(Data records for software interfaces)
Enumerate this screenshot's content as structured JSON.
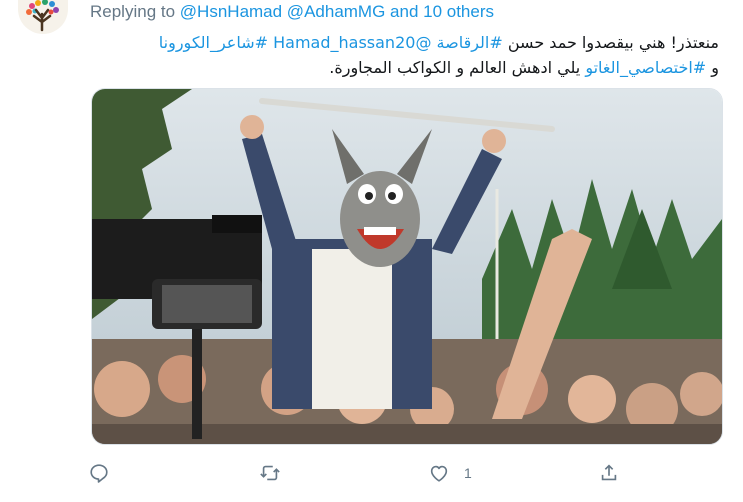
{
  "reply_header": {
    "prefix": "Replying to",
    "mentions": "@HsnHamad @AdhamMG and 10 others"
  },
  "tweet": {
    "line1_plain_start": "منعتذر!  هني بيقصدوا حمد حسن ",
    "line1_tag1": "#الرقاصة",
    "line1_sep1": " ",
    "line1_mention": "@Hamad_hassan20",
    "line1_sep2": " ",
    "line1_tag2": "#شاعر_الكورونا",
    "line2_plain_start": "و ",
    "line2_tag": "#اختصاصي_الغاتو",
    "line2_plain_end": " يلي ادهش العالم و الكواكب المجاورة."
  },
  "media": {
    "description_icon": "photo",
    "accent_sky": "#c9d6df",
    "accent_jacket": "#3a4a6b",
    "accent_donkey": "#8f8f8b"
  },
  "actions": {
    "reply_icon": "reply-icon",
    "retweet_icon": "retweet-icon",
    "like_icon": "heart-icon",
    "like_count": "1",
    "share_icon": "share-icon"
  }
}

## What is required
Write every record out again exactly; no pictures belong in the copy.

## Solved exercise
Enumerate this screenshot's content as structured JSON.
{
  "reply_header": {
    "prefix": "Replying to",
    "mentions": "@HsnHamad @AdhamMG and 10 others"
  },
  "tweet": {
    "line1_plain_start": "منعتذر!  هني بيقصدوا حمد حسن ",
    "line1_tag1": "#الرقاصة",
    "line1_sep1": " ",
    "line1_mention": "@Hamad_hassan20",
    "line1_sep2": " ",
    "line1_tag2": "#شاعر_الكورونا",
    "line2_plain_start": "و ",
    "line2_tag": "#اختصاصي_الغاتو",
    "line2_plain_end": " يلي ادهش العالم و الكواكب المجاورة."
  },
  "media": {
    "description_icon": "photo",
    "accent_sky": "#c9d6df",
    "accent_jacket": "#3a4a6b",
    "accent_donkey": "#8f8f8b"
  },
  "actions": {
    "reply_icon": "reply-icon",
    "retweet_icon": "retweet-icon",
    "like_icon": "heart-icon",
    "like_count": "1",
    "share_icon": "share-icon"
  }
}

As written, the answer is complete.